Mr. Howard next reported two follow-up reports for previously approved bond issues: Turnpike Authority of Kentucky Economic Development Road Revenue Bonds (Revitalization Projects), $195,665,000; and Kentucky Higher Education Student Loan Corporation Student Loan Revenue Bonds, $50,000,000.


Mr. Howard noted that with the Turnpike Authority bond issue, four years of principal were delayed to manage the amortization of the Road Fund debt to get it more in line with the state’s longer-term policy goals of between 25%-30% in five years and between 55%-60% in ten years. There is no capitalized interest associated with the transaction. He added that OFM is pleased with the market reception for these bonds and it represents one of the Commonwealth’s lower cost of financing.


Relative to the $50 million bridge financing for the Kentucky Higher Education Student Loan Corporation, Mr. Howard noted that this was a private placement with the Commonwealth of Kentucky that closed August 20, 2008, and matures November 14, 2009. The variable interest rate is equal to 91-day commercial paper plus 50 basis points, which is at 2.97% today. The Commonwealth is earning 3.5%, compared to U.S. Treasuries, which are earning about 0.25% at today’s rates.


The bond issues were approved at a previous Committee meeting, and no further action was required.
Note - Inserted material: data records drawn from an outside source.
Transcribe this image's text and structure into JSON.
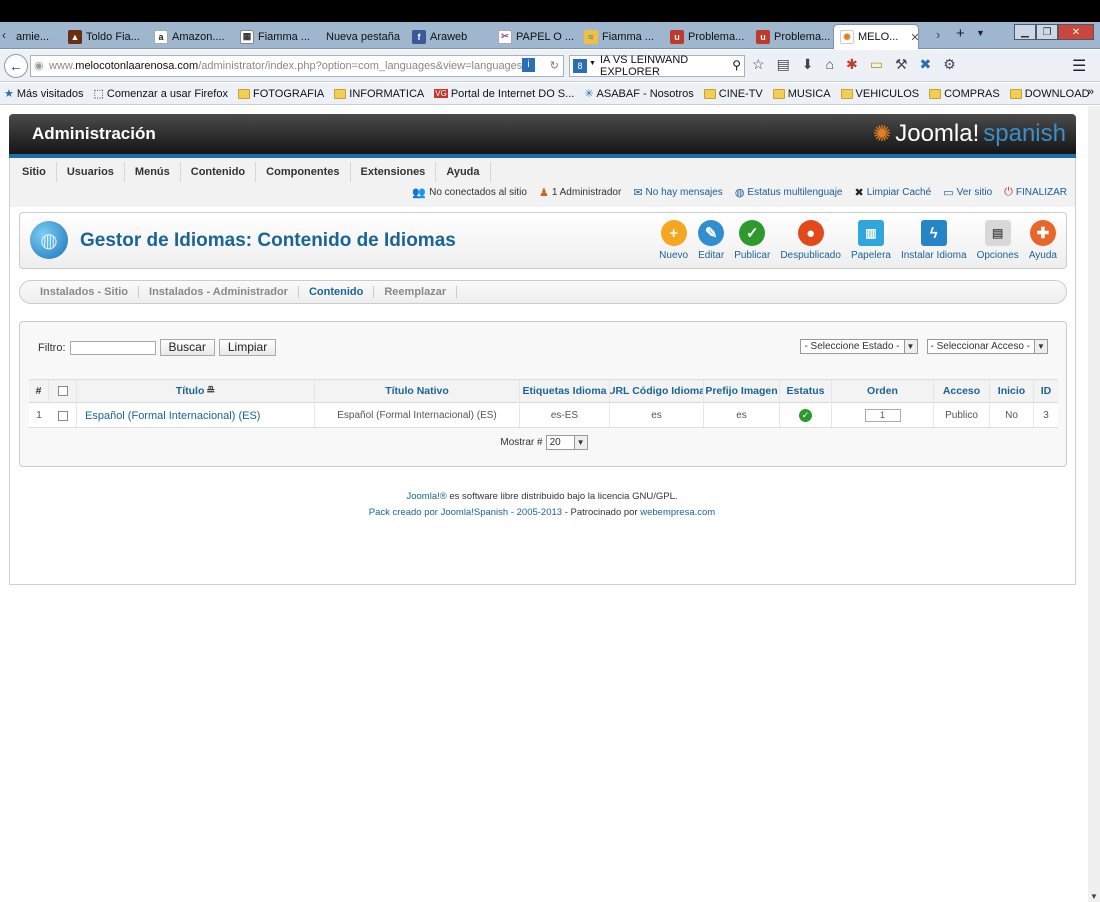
{
  "browser": {
    "tabs": [
      {
        "label": "amie...",
        "icon": "page-icon",
        "color": "#888888"
      },
      {
        "label": "Toldo Fia...",
        "icon": "fire-icon",
        "color": "#c0392b"
      },
      {
        "label": "Amazon....",
        "icon": "amazon-icon",
        "color": "#222222"
      },
      {
        "label": "Fiamma ...",
        "icon": "image-icon",
        "color": "#444444"
      },
      {
        "label": "Nueva pestaña",
        "icon": "",
        "color": ""
      },
      {
        "label": "Araweb",
        "icon": "facebook-icon",
        "color": "#3b5998"
      },
      {
        "label": "PAPEL O ...",
        "icon": "scissors-icon",
        "color": "#8e44ad"
      },
      {
        "label": "Fiamma ...",
        "icon": "beach-icon",
        "color": "#2e86c1"
      },
      {
        "label": "Problema...",
        "icon": "u-icon",
        "color": "#c0392b"
      },
      {
        "label": "Problema...",
        "icon": "u-icon",
        "color": "#c0392b"
      },
      {
        "label": "MELO...",
        "icon": "joomla-icon",
        "color": "#e67e22"
      }
    ],
    "url_domain": "www.melocotonlaarenosa.com",
    "url_prefix": "www.",
    "url_host": "melocotonlaarenosa.com",
    "url_path": "/administrator/index.php?option=com_languages&view=languages",
    "search_text": "IA VS LEINWAND EXPLORER",
    "bookmarks": [
      {
        "label": "Más visitados",
        "icon": "star-icon"
      },
      {
        "label": "Comenzar a usar Firefox",
        "icon": "page-icon"
      },
      {
        "label": "FOTOGRAFIA",
        "icon": "folder-icon"
      },
      {
        "label": "INFORMATICA",
        "icon": "folder-icon"
      },
      {
        "label": "Portal de Internet DO S...",
        "icon": "vg-icon"
      },
      {
        "label": "ASABAF - Nosotros",
        "icon": "snowflake-icon"
      },
      {
        "label": "CINE-TV",
        "icon": "folder-icon"
      },
      {
        "label": "MUSICA",
        "icon": "folder-icon"
      },
      {
        "label": "VEHICULOS",
        "icon": "folder-icon"
      },
      {
        "label": "COMPRAS",
        "icon": "folder-icon"
      },
      {
        "label": "DOWNLOAD",
        "icon": "folder-icon"
      }
    ]
  },
  "admin": {
    "title": "Administración",
    "logo_main": "Joomla!",
    "logo_suffix": "spanish",
    "menu": [
      "Sitio",
      "Usuarios",
      "Menús",
      "Contenido",
      "Componentes",
      "Extensiones",
      "Ayuda"
    ],
    "status": [
      {
        "label": "No conectados al sitio",
        "icon": "users-icon"
      },
      {
        "label": "1 Administrador",
        "icon": "user-icon"
      },
      {
        "label": "No hay mensajes",
        "icon": "mail-icon"
      },
      {
        "label": "Estatus multilenguaje",
        "icon": "globe-icon"
      },
      {
        "label": "Limpiar Caché",
        "icon": "joomla-icon"
      },
      {
        "label": "Ver sitio",
        "icon": "monitor-icon"
      },
      {
        "label": "FINALIZAR",
        "icon": "power-icon"
      }
    ]
  },
  "page": {
    "title": "Gestor de Idiomas: Contenido de Idiomas",
    "toolbar": [
      {
        "label": "Nuevo",
        "icon": "plus-icon",
        "color": "#f5a623",
        "glyph": "+"
      },
      {
        "label": "Editar",
        "icon": "pencil-icon",
        "color": "#2f8fd0",
        "glyph": "✎"
      },
      {
        "label": "Publicar",
        "icon": "check-icon",
        "color": "#2e9a2e",
        "glyph": "✓"
      },
      {
        "label": "Despublicado",
        "icon": "unpublish-icon",
        "color": "#e24a1c",
        "glyph": "●"
      },
      {
        "label": "Papelera",
        "icon": "trash-icon",
        "color": "#2fa6dc",
        "glyph": "🗑"
      },
      {
        "label": "Instalar Idioma",
        "icon": "install-icon",
        "color": "#2585c7",
        "glyph": "ϟ"
      },
      {
        "label": "Opciones",
        "icon": "options-icon",
        "color": "#9a9a9a",
        "glyph": "▤"
      },
      {
        "label": "Ayuda",
        "icon": "help-icon",
        "color": "#e9662b",
        "glyph": "✚"
      }
    ],
    "subtabs": [
      "Instalados - Sitio",
      "Instalados - Administrador",
      "Contenido",
      "Reemplazar"
    ],
    "active_subtab": "Contenido",
    "filter_label": "Filtro:",
    "filter_value": "",
    "search_button": "Buscar",
    "clear_button": "Limpiar",
    "state_select": "- Seleccione Estado -",
    "access_select": "- Seleccionar Acceso -",
    "columns": [
      "#",
      "",
      "Título",
      "Título Nativo",
      "Etiquetas Idioma",
      "URL Código Idioma",
      "Prefijo Imagen",
      "Estatus",
      "Orden",
      "Acceso",
      "Inicio",
      "ID"
    ],
    "rows": [
      {
        "num": "1",
        "title": "Español (Formal Internacional) (ES)",
        "native": "Español (Formal Internacional) (ES)",
        "tag": "es-ES",
        "url_code": "es",
        "prefix": "es",
        "status": "published",
        "order": "1",
        "access": "Publico",
        "home": "No",
        "id": "3"
      }
    ],
    "pager_label": "Mostrar #",
    "pager_value": "20"
  },
  "footer": {
    "line1_link": "Joomla!®",
    "line1_text": " es software libre distribuido bajo la licencia GNU/GPL.",
    "line2_link": "Pack creado por Joomla!Spanish - 2005-2013",
    "line2_text": " - Patrocinado por ",
    "line2_link2": "webempresa.com"
  }
}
Mr. Howard said Committee members’ folders also included the Annual Report of Bonds Outstanding. He said from June 30, 2007, the state had approximately $9.6 million of appropriation and moral obligation debt outstanding and at the end of June 30, 2008 the Commonwealth had approximately $11 billion outstanding. He said there was approximately $2.8 billion in authorized but unissued debt.


Senator Tori said the Committee’s next meeting is scheduled for October 21 in Room 169 of the Capital Annex.


With there being no further business, Representative Rudy made a motion to adjourn the meeting. The motion was seconded and the meeting adjourned at 3:00 p.m.